I don’t get a suit of armor. I’m exposed, like a nerve. It’s a nightmare.
You know, I’ve got a cluster of shrapnel, trying every second to crawl its way into my heart. (points at the MINI-ARC REACTOR in his chest) This stops it. This little circle of light. It’s part of me now, not just armor. It’s a… terrible privilege.
The Avengers, written and directed by Joss Whedon
Freedom is a nebulous concept. With election season bearing down upon us, it is a word that gets bandied about. Partisan polarization and extremism have rendered the word all but meaningless in everyday communication. What is freedom? What does it mean? Freedom from what? Freedom to do what? Freedom fries, freedom fighters, and Freedom, the magazine bankrolled by The Church of Scientology focusing on “Investigative Reporting in the Public Interest.” Somewhere George Orwell is having the last laugh.
Unlike the dank swamp of political discourse, poetry is and should represent something higher and more immediate. Poetry is the “exposed nerve” Bruce Banner talks about. Despite his herculean alter ego, he wears no armor and he feels every bullet and every punch. If poetry can be equated to a superpower, it is one of ultimate vulnerability. Modern post-war poetry presents a confessional immediacy from the poet. Poets also shoulder a “terrible privilege,” to borrow Tony Stark’s description of his self-made, armored superpower suit. Liberation: New Works on Freedom from Internationally Renowned Poets, edited and introduced by Mark Ludwig, casts a wide net. Spanning the globe and ranging from amateurs to academics, Liberation seeks a poetic exploration of freedom. It is both tightly snarled together with immediate political concerns, but also approaches these same mundane practical issues with poetry. What results is a literary alchemy, akin to coal plus pressure plus heat plus time resulting in diamonds. Or grit in an oyster producing a pearl. The pain, oppression, tragedy, horror, and atrocity that seems to engulf the globe has given the world these poetic selections.
Beyond the geographic and political, these poems also range from the rhymed to free verse to more experimental forms.
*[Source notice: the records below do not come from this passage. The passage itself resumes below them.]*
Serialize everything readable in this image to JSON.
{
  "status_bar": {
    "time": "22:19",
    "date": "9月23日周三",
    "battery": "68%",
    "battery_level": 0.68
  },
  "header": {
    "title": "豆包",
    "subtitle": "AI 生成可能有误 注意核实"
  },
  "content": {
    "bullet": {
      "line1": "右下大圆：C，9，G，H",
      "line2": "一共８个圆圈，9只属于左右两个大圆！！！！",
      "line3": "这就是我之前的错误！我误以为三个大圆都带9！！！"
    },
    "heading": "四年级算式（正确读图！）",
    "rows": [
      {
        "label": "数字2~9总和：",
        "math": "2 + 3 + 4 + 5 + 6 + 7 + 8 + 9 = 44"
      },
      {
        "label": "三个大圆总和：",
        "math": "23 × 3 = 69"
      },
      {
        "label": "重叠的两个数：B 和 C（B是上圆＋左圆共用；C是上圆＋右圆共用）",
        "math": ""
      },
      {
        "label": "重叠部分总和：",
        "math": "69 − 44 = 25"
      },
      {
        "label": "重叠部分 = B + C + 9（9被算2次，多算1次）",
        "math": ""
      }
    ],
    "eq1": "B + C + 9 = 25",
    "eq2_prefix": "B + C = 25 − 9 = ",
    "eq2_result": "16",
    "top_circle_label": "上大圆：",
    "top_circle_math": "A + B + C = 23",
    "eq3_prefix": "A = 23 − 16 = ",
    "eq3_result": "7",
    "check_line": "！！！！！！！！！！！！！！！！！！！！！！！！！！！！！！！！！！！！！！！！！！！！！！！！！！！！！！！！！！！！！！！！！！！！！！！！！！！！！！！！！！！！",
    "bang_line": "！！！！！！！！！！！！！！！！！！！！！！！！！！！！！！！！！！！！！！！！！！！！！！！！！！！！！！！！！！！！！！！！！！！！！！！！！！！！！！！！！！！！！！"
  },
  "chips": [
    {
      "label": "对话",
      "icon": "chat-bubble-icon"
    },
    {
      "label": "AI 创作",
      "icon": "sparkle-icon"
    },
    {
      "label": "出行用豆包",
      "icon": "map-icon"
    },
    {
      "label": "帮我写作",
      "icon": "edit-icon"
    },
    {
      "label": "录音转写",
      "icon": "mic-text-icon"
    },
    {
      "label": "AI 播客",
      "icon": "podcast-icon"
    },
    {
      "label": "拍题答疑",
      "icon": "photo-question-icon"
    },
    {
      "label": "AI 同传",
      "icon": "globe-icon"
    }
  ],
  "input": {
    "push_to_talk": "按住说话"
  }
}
Formalistic variations either distance or draw in the reader. The challenge of the poet is to reverse engineer a harrowing tragic experience and turn it into an enjoyable piece. But not every poem here is tragic and despairing. Also included are poems of joy and consuming life’s simple pleasures. In participatory democracies, everyday activities we take for granted can also represent small victories in personal freedom.
This year marks the 75th anniversary of the liberation from the Nazi concentration camps and the end of the Second World War. Mark Ludwig, who edits and introduces this poetry collection, “is the founding executive director of the Terezín Music Foundation (TMF), dedicated to preserving and performing the musical legacy of composers imprisoned in the Terezín concentration camp and all artists lost in the Holocaust.” This collection aims to dispel the oft-quoted (and misquoted) saying from philosopher Theodore Adorno, “Writing poetry after Auschwitz is barbaric.” (The well-known variation being “There is no poetry after Auschwitz.”) Unfortunately, even the scope, singularity, and sadism of the Holocaust now seems like a nexus where future barbarities bloomed, whether in Soviet gulags, CIA black sites, and the torture chambers of US allies. One can also add the victims of cartel violence, whether in Colombia or Mexico, and the periodic spats of bloodletting that characterizes the Israelis and Palestinians murdering each other over yards of desolate desert real estate. When one dwells on these everyday atrocities or watches the evening news, the only response seems apocalyptic despair. The only sane sensible thing seems to be give up.
Yet poetry offers a respite, a chance to re-balance the scales, if only from a highly personal perspective. Percy Bysshe Shelley once said, “Poets are the unrecognized legislators of the world.” Probably why every regime, whether democratic, communist, fascist, monarchist, or theocratic, has sought to silence, censor, or kill poets who don’t follow and obey with an unthinking, unblinking, animalistic obedience. Sometimes these rebellions happen with direct poetic attacks on the oppressors. At other times, it is a single poet writing about his or her daily experiences with a tenacious honesty.
An anonymous Afghani woman poet wrote: “When sisters sit together, they always praise their brothers./When brothers sit together, they sell their sisters to others.” (Translated from the Pashto by Eliza Griswold.)
Liberation also contains poetry by world renowned American poets like Robert Pinsky, Rita Dove, and Yusef Komunyakaa, in addition to a constellation of foreign language poets less well known to an American readership. This volume of new original poetry is a timely rumination on the concept of freedom. Unlike scientific discoveries that yield answers to questions, “What is freedom?” (and also, “What does it mean to be free?”) are questions that require us to re-think and re-answer them every day.